Ashley Kurth is a 34-year-old culinary teacher at Marjory Stoneman Douglas High School in Broward County, Florida. She was ending a day of teaching Wednesday when former student Nikolas Cruz allegedly walked into the school and opened fire with a rifle, killing at least 17 people. Kurth spoke with The Daily Beast about how she helped 65 kids and other teachers hide from the gunfire.
It was the end of the day and I was closing up because we just finished doing all of our cooking labs. We heard two pops and I thought it was something like a balloon popping.

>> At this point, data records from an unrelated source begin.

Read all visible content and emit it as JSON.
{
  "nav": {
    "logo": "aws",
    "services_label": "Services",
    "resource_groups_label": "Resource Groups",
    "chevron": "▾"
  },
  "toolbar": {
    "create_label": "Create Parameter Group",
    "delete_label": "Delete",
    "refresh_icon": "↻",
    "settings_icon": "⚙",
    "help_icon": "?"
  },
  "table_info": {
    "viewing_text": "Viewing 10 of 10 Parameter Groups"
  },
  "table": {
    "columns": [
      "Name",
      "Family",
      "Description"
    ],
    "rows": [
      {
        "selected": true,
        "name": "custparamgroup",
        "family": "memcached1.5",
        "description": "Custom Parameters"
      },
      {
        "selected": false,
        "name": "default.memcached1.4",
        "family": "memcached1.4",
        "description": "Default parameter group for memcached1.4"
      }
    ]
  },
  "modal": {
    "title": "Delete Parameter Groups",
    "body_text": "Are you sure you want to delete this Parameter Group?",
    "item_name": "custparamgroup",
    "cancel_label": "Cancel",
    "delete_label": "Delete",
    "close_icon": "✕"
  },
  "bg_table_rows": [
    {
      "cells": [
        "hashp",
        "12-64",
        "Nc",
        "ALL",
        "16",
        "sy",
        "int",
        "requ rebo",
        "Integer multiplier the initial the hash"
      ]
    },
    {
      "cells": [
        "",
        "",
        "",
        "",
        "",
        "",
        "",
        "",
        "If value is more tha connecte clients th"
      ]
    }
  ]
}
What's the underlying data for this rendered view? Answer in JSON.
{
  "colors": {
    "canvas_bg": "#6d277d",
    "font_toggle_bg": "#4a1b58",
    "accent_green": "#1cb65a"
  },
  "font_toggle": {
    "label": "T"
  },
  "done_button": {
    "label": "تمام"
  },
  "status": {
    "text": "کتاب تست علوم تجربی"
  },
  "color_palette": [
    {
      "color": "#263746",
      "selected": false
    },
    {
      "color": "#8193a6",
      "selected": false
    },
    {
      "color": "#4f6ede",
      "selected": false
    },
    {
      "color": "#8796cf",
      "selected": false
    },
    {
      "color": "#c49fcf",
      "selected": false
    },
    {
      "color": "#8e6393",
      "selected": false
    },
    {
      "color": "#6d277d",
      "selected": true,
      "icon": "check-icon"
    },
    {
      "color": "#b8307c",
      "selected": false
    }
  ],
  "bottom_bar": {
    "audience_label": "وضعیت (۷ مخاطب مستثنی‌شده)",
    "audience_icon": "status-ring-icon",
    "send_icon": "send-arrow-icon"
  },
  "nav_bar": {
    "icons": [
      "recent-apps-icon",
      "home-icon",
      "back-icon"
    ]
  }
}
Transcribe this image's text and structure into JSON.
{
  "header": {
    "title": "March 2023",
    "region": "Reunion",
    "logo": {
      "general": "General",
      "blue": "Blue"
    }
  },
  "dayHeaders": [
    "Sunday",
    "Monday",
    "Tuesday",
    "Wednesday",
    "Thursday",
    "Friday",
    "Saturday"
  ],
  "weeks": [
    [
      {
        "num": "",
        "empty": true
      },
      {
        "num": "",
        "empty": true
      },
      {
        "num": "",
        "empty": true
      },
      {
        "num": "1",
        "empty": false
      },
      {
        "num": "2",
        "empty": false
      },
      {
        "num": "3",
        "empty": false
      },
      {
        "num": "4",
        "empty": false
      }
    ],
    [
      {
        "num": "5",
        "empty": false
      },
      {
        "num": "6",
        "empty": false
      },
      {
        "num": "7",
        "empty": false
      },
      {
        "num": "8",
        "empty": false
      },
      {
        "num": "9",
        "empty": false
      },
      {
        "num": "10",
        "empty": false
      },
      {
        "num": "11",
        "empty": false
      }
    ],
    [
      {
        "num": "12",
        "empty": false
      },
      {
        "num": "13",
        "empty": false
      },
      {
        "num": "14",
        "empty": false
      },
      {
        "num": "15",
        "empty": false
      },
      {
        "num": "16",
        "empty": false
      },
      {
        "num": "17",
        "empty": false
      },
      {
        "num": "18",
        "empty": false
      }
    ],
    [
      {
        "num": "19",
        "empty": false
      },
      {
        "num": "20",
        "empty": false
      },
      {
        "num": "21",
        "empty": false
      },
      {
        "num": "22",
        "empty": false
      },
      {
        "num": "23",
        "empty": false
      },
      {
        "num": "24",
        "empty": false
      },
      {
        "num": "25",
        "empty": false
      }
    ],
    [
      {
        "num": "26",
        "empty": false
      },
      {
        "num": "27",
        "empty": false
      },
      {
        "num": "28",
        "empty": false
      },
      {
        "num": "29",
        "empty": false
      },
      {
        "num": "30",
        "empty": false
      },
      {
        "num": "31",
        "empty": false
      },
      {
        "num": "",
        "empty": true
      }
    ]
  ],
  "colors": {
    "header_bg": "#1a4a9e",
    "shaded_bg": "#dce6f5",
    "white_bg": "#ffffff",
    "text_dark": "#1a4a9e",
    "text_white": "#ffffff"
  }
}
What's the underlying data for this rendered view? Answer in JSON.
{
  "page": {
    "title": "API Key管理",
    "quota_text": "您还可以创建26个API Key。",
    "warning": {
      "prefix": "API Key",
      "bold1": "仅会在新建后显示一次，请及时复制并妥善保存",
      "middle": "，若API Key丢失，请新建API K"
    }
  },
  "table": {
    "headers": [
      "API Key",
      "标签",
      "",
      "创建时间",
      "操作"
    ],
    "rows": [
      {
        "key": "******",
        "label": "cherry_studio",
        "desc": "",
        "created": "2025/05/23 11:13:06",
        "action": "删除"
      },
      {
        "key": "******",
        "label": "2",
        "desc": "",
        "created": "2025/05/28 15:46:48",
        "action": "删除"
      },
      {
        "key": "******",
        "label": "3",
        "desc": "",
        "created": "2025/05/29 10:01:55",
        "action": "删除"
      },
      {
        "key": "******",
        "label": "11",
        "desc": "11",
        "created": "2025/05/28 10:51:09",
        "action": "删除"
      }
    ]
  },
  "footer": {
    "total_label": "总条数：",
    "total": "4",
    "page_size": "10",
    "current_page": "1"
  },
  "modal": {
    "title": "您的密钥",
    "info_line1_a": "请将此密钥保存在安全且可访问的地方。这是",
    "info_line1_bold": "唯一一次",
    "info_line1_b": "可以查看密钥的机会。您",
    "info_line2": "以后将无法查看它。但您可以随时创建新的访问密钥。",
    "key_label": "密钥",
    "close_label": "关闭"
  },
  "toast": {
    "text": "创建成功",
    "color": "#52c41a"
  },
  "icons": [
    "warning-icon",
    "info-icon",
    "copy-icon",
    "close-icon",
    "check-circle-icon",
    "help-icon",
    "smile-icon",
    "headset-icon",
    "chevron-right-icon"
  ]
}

Then the fire alarm went off, which was really weird because we just had a fire alarm that morning. So I started getting the door closed on the one side to get the kids out for the fire drill. And as I was shutting my door, I had two very large senior boys coming at me like white faced, screaming, “There’s a shooter! There’s a shooter!”
Then you could hear the rest of the gunshots start to go off. It almost sounded like firecrackers with the way that it was in succession.
I grabbed them and brought them in. Other kids were starting to come in from there and I quickly ran around to the front of the classroom.
We were prepping for a first shooter drill that we had just gone over not too long ago. So I was like, “OK, well here goes.”
As I went out to the front, to lock my front door to double check it was secure, there was a whole mass of children that were just running out from the freshman building.
It was just surreal. It was surreal, just watching them come out like that. I just started grabbing as many kids as I could. I grabbed two of my fellow colleagues and the kids that were with them.
After about 60 or 90 seconds, I shut the door and I got everybody back in our storage area and in my office. Final count, I think we had like 65 in my room.
Standing there on the side of the classroom opening the door, trying to get as many of them as I can in, and seeing more of them running, at what point do you say, “I can’t leave this door open? I don’t know what else is going to be coming through there.” And then just watching the rest of the kids run by and just tell them keep running, keep running as you’re shutting the door, it’s hard.
We had all the kids sit down, so that they were not all standing and huddling and hyperventilating.
And you could hear all the shots going off. There were so many of them. It would get really quiet, then you’d hear more going off.
One of the teachers that was in my room had a walkie talkie because she was one of the coaches. So we were listening over the walkie talkie, everything that was going on. They were trying to locate where the shooter was. We were concentrating a lot on the walkie talkie. All you could hear is, “Where is he at? Is he here? He’s got a gas mask on. He’s throwing gas bombs. We don’t know what room he’s going into.” It was very scary sitting so close to this and hearing it go over. It was utter chaos.
Then you’d hear more gunshots go off.
We stayed there. I had my laptop pulled up and a couple kids found some live streams from the helicopters that were going around. We pulled that up and had the kids be as quiet as they could.
We just tried to watch that and at the same time told the kids: “Text your friends. Find out where everybody’s at. We were doing check ins with all the kids that we knew we had.”